__What to work on__
Which lines of the data contain the string "translation"? Copy every one.

__Exercise materials__
——
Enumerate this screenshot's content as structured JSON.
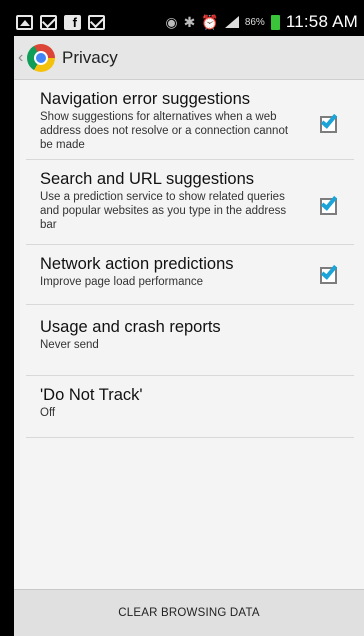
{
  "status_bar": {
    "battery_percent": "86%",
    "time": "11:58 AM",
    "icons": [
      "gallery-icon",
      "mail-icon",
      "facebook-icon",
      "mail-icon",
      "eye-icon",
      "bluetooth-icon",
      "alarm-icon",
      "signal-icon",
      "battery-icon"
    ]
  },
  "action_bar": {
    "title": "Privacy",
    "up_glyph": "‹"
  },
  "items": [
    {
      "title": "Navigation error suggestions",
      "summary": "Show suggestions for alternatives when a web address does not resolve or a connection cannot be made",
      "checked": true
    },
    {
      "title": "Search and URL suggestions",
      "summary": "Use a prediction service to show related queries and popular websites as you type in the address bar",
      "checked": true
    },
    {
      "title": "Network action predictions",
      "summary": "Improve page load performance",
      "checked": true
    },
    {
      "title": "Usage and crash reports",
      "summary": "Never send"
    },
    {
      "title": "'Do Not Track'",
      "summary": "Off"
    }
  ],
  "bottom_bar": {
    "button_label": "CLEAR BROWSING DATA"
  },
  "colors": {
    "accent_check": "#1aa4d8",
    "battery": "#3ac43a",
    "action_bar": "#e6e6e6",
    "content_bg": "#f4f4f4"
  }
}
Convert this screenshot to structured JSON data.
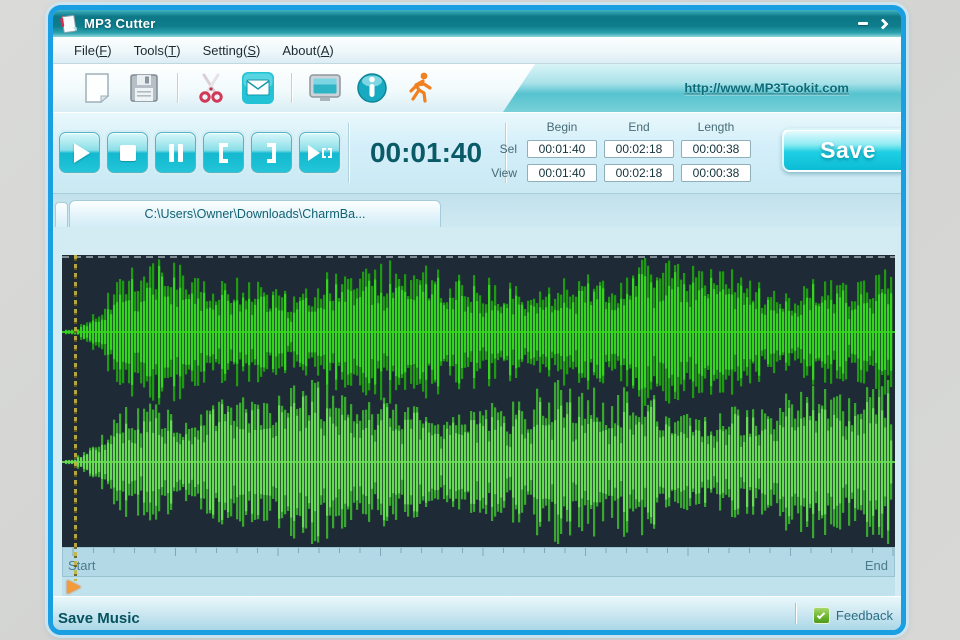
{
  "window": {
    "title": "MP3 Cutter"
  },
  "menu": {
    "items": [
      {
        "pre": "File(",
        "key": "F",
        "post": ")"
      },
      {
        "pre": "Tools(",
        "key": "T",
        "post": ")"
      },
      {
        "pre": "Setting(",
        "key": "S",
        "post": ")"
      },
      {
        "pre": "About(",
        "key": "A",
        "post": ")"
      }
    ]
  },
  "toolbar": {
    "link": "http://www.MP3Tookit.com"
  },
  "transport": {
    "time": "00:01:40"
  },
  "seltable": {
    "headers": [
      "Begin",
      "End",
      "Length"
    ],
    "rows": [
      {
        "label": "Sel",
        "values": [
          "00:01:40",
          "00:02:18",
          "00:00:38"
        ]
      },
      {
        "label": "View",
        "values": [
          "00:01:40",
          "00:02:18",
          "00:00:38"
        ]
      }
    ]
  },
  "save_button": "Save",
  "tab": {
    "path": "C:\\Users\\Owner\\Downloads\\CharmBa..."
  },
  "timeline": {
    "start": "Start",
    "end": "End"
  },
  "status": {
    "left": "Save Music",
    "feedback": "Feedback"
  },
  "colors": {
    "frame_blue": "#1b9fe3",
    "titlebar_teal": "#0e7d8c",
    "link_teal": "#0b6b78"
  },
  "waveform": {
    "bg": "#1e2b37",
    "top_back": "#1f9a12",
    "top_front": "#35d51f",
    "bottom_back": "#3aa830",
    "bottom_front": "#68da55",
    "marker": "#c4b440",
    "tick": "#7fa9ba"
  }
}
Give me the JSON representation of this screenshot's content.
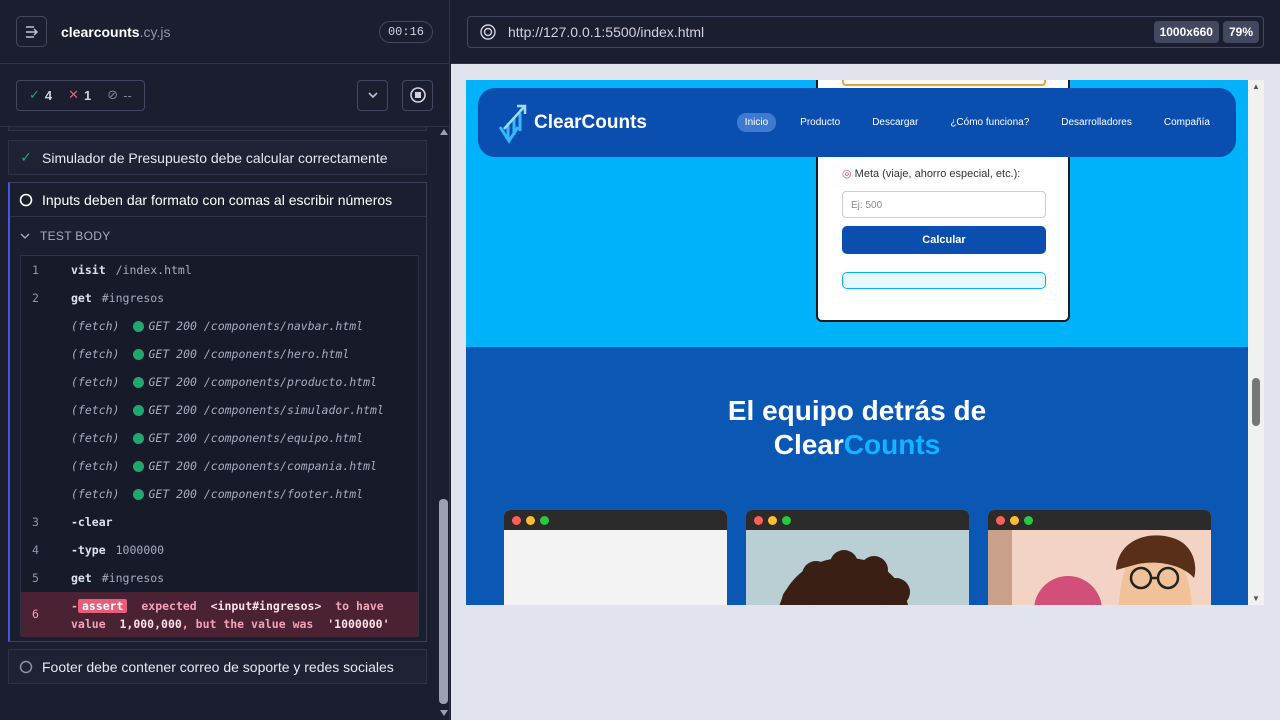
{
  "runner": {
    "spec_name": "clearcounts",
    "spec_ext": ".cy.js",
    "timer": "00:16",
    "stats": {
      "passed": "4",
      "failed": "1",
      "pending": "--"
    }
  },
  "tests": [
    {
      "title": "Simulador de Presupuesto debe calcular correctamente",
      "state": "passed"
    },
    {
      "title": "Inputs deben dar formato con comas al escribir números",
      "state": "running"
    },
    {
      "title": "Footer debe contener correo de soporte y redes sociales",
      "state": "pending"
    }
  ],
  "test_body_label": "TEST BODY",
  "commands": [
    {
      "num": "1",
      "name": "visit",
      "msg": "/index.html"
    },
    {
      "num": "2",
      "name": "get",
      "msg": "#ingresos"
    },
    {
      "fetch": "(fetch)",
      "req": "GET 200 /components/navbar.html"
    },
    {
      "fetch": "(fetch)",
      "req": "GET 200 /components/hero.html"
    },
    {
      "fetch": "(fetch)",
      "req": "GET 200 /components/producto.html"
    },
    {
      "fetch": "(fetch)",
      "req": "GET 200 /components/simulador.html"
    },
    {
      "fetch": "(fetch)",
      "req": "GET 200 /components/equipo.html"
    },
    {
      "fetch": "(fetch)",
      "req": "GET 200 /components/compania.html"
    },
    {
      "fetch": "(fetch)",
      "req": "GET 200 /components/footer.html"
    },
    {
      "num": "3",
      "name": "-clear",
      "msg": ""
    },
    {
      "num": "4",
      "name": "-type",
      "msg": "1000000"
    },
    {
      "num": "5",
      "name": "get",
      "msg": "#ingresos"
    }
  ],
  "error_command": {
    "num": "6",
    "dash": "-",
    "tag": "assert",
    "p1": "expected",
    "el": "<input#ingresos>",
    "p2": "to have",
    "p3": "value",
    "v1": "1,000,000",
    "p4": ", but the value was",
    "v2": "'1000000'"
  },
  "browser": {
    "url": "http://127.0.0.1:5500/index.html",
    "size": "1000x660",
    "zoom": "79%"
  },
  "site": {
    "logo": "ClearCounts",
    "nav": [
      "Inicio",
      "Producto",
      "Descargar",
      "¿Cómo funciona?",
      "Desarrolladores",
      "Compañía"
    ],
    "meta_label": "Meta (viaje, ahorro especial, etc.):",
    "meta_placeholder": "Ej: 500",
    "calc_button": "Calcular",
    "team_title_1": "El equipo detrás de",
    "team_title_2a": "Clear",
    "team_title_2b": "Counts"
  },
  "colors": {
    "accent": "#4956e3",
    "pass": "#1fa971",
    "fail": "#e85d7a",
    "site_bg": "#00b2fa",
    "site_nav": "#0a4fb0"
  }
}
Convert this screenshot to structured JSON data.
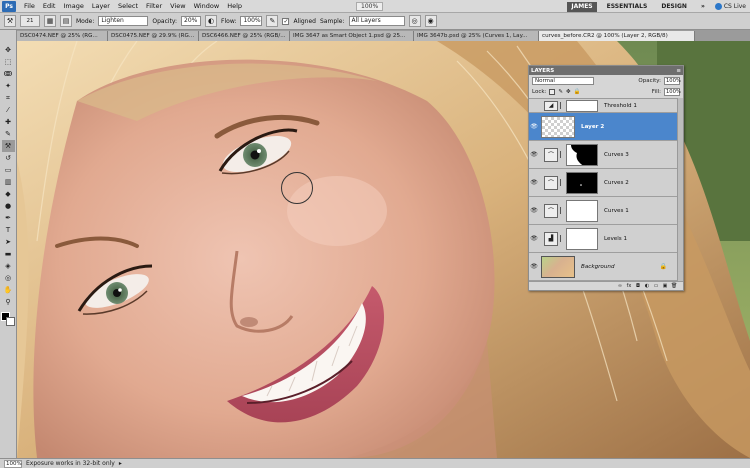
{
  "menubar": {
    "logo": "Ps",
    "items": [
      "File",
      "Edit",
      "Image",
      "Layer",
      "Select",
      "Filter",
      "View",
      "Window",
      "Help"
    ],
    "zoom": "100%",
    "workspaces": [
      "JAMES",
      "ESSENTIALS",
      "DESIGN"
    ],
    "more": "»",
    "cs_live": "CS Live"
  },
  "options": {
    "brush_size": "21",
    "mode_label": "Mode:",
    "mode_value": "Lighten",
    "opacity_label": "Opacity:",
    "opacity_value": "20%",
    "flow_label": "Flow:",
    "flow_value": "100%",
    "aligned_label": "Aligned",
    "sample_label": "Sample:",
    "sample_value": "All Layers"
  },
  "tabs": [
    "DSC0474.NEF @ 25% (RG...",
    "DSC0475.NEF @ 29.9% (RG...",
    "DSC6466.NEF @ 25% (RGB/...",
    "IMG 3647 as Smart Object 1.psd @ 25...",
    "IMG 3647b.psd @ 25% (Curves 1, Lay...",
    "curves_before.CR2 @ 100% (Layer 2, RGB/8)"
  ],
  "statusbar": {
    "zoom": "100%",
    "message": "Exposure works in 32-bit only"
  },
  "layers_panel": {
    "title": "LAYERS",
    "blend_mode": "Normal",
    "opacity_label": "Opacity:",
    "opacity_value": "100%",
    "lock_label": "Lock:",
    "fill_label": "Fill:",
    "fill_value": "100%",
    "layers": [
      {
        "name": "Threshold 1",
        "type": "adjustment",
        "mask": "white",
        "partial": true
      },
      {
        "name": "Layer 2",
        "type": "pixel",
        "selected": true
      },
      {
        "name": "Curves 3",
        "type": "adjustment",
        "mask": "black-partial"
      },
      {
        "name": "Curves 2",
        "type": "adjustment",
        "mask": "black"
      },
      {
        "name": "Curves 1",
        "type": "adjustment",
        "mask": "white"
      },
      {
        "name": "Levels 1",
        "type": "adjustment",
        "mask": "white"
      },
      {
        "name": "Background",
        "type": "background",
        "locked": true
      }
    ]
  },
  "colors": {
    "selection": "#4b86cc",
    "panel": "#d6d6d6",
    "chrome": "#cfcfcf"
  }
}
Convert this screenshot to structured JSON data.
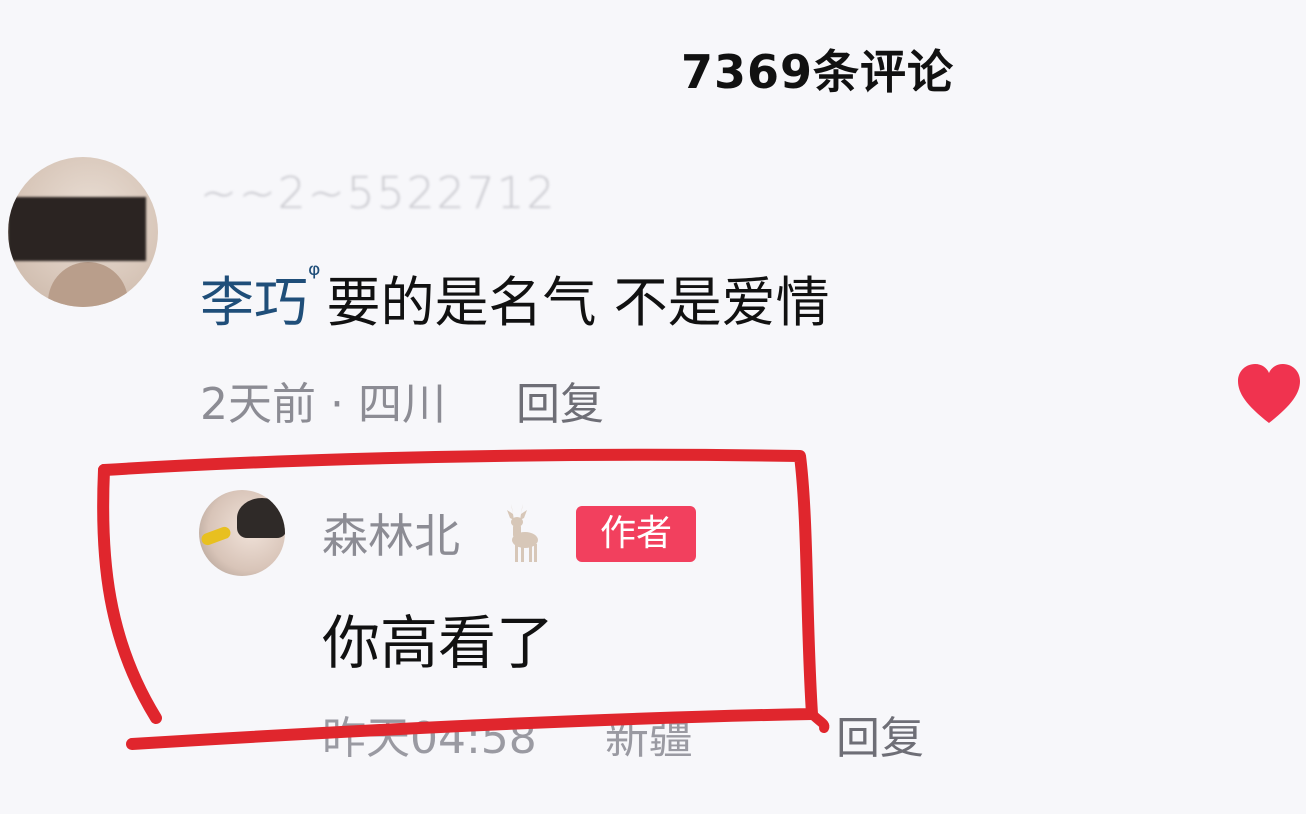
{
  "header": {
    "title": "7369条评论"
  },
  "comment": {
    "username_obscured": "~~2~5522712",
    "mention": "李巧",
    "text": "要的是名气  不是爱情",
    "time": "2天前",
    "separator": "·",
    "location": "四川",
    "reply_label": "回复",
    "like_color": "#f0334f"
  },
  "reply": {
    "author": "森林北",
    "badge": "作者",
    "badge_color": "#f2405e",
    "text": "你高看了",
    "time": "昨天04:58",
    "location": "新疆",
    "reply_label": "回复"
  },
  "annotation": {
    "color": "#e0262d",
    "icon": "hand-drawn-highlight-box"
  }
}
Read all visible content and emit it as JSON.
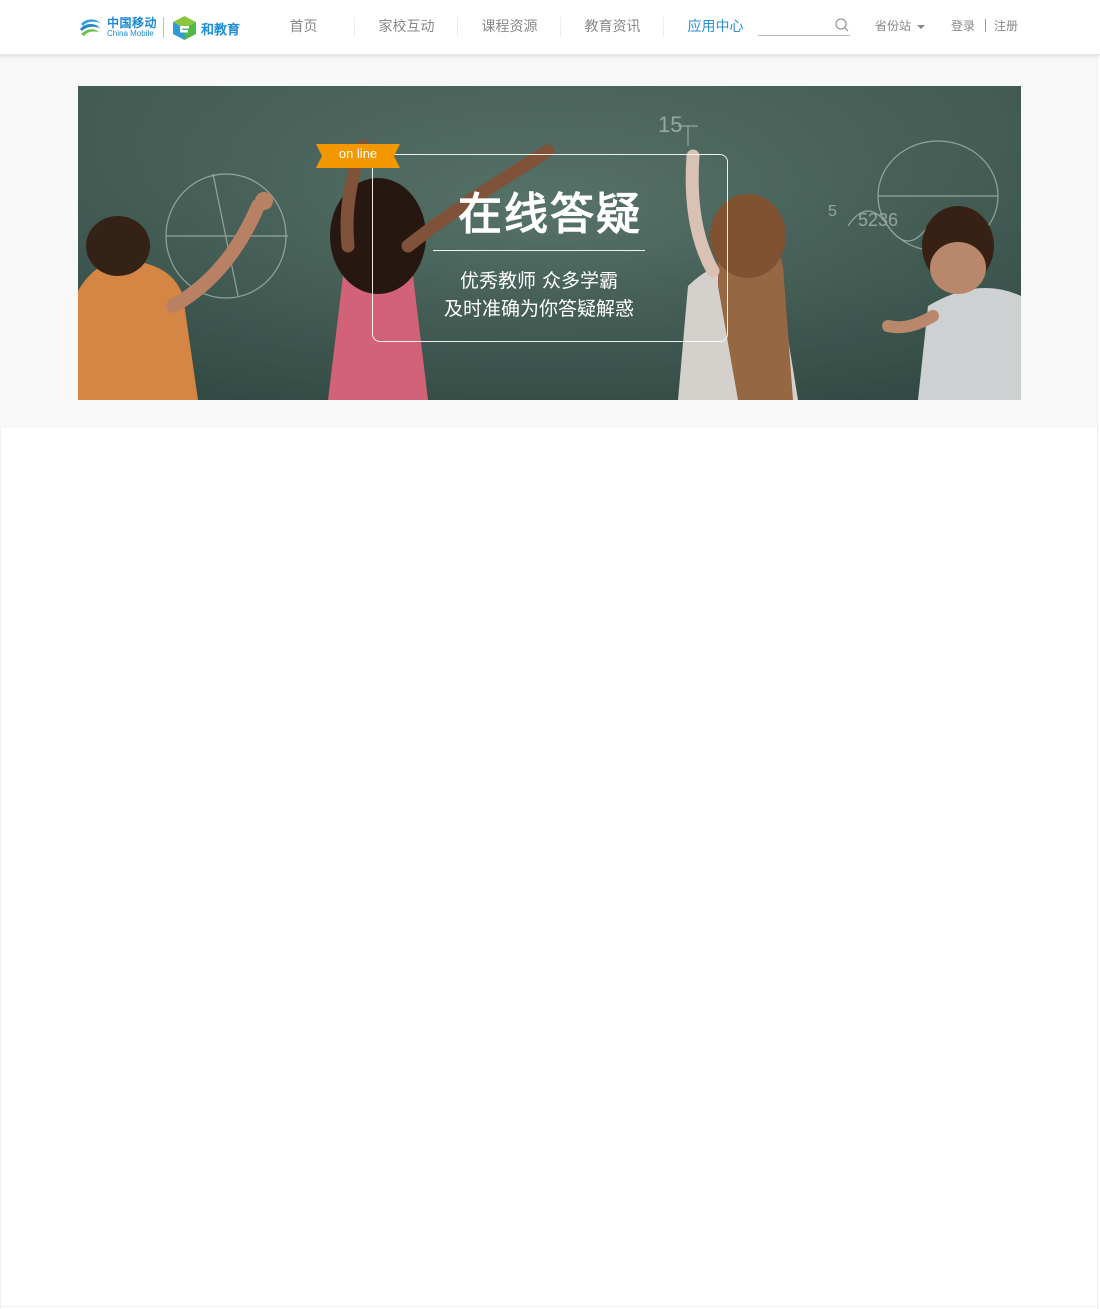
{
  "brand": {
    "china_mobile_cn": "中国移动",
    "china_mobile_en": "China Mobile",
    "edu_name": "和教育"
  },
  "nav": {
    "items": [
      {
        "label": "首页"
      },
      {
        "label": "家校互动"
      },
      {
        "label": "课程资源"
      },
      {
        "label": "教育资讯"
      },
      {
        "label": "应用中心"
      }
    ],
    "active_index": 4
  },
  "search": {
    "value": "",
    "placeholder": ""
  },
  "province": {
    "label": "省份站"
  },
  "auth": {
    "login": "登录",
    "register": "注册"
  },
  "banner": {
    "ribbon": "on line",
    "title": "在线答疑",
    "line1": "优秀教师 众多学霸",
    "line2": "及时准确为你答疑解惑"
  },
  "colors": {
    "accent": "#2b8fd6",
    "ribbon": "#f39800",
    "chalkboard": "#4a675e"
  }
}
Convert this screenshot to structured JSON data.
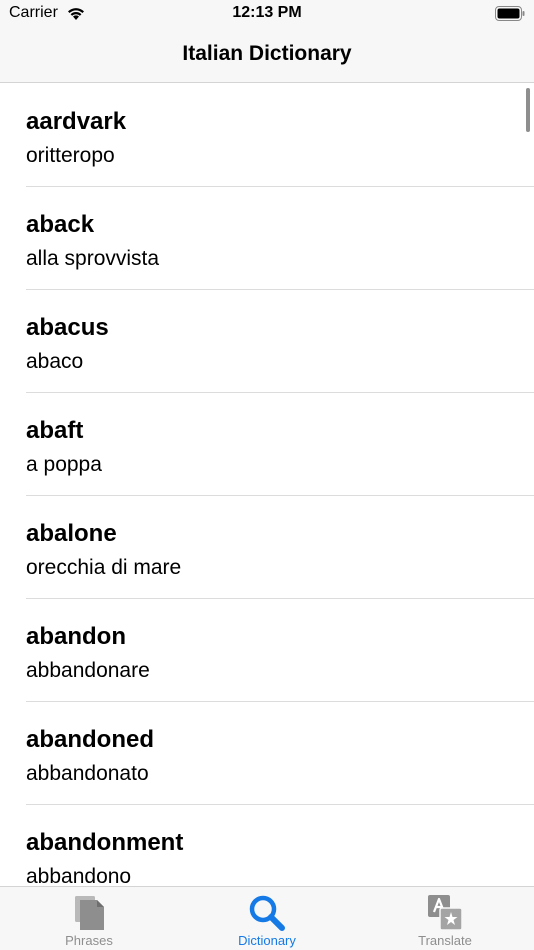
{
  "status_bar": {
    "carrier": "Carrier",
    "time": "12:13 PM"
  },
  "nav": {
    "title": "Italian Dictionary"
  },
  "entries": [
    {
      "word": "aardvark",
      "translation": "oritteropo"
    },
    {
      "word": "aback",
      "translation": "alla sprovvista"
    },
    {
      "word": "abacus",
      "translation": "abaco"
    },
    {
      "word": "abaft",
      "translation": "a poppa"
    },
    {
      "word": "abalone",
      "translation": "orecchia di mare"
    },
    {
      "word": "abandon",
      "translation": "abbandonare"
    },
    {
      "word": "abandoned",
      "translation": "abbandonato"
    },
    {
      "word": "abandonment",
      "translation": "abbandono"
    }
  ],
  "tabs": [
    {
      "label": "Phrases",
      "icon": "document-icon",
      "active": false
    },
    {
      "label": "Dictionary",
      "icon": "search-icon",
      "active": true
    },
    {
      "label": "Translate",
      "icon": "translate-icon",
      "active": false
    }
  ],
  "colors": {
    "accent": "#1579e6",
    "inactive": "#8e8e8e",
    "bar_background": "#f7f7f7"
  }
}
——
__Result for this exercise__
      "translation": "oritteropo"
      "translation": "alla sprovvista"
      "translation": "abaco"
      "translation": "a poppa"
      "translation": "orecchia di mare"
      "translation": "abbandonare"
      "translation": "abbandonato"
      "translation": "abbandono"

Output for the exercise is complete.